Return every line of the data below that includes the string "Files".

The data below:

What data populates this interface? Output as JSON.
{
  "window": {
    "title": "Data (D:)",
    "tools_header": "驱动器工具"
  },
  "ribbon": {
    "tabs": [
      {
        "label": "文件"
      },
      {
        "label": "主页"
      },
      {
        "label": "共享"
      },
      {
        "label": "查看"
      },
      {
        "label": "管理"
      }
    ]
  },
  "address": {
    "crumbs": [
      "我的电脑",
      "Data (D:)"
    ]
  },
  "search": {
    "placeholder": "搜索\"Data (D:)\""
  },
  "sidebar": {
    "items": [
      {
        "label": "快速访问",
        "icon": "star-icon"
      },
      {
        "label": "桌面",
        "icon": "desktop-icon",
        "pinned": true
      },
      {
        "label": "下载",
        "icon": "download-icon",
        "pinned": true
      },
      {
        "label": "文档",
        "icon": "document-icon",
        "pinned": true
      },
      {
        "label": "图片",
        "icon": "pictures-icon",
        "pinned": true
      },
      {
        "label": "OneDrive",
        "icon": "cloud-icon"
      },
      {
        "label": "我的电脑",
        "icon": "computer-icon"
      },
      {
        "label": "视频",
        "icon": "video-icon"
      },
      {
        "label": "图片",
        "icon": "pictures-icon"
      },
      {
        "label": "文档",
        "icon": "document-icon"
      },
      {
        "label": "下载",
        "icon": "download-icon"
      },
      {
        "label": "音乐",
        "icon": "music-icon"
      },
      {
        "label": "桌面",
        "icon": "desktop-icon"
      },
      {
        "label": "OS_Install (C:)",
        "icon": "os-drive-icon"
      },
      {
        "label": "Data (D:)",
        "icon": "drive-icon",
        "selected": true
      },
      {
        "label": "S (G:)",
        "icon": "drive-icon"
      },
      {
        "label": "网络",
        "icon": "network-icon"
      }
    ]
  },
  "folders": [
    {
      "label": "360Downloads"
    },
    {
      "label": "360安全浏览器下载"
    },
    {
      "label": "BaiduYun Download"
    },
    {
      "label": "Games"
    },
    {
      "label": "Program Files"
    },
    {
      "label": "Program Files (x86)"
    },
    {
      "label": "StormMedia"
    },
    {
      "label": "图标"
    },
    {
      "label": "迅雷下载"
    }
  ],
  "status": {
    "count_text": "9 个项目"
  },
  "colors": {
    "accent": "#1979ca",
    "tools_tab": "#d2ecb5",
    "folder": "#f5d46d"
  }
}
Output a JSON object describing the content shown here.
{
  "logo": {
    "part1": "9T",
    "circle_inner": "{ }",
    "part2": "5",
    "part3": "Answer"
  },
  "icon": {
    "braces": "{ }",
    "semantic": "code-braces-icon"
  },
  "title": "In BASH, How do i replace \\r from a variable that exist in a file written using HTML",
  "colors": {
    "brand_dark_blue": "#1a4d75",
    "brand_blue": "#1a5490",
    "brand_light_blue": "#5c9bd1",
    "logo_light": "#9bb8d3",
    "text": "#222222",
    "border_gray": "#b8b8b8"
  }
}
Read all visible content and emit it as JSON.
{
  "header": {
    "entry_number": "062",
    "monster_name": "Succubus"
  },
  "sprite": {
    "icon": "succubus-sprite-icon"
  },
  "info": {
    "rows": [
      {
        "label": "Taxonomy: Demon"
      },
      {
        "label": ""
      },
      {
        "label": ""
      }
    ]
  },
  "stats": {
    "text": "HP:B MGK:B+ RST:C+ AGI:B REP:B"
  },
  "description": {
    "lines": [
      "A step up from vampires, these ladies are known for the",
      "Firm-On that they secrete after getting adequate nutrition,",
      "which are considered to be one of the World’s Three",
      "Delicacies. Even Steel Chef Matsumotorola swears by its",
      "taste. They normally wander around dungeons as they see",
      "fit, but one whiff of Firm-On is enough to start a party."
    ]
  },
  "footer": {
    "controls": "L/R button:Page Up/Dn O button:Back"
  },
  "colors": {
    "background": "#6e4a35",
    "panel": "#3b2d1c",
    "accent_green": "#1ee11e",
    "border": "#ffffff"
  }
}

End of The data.

[Answer to the problem]:
      "label": "Program Files"
      "label": "Program Files (x86)"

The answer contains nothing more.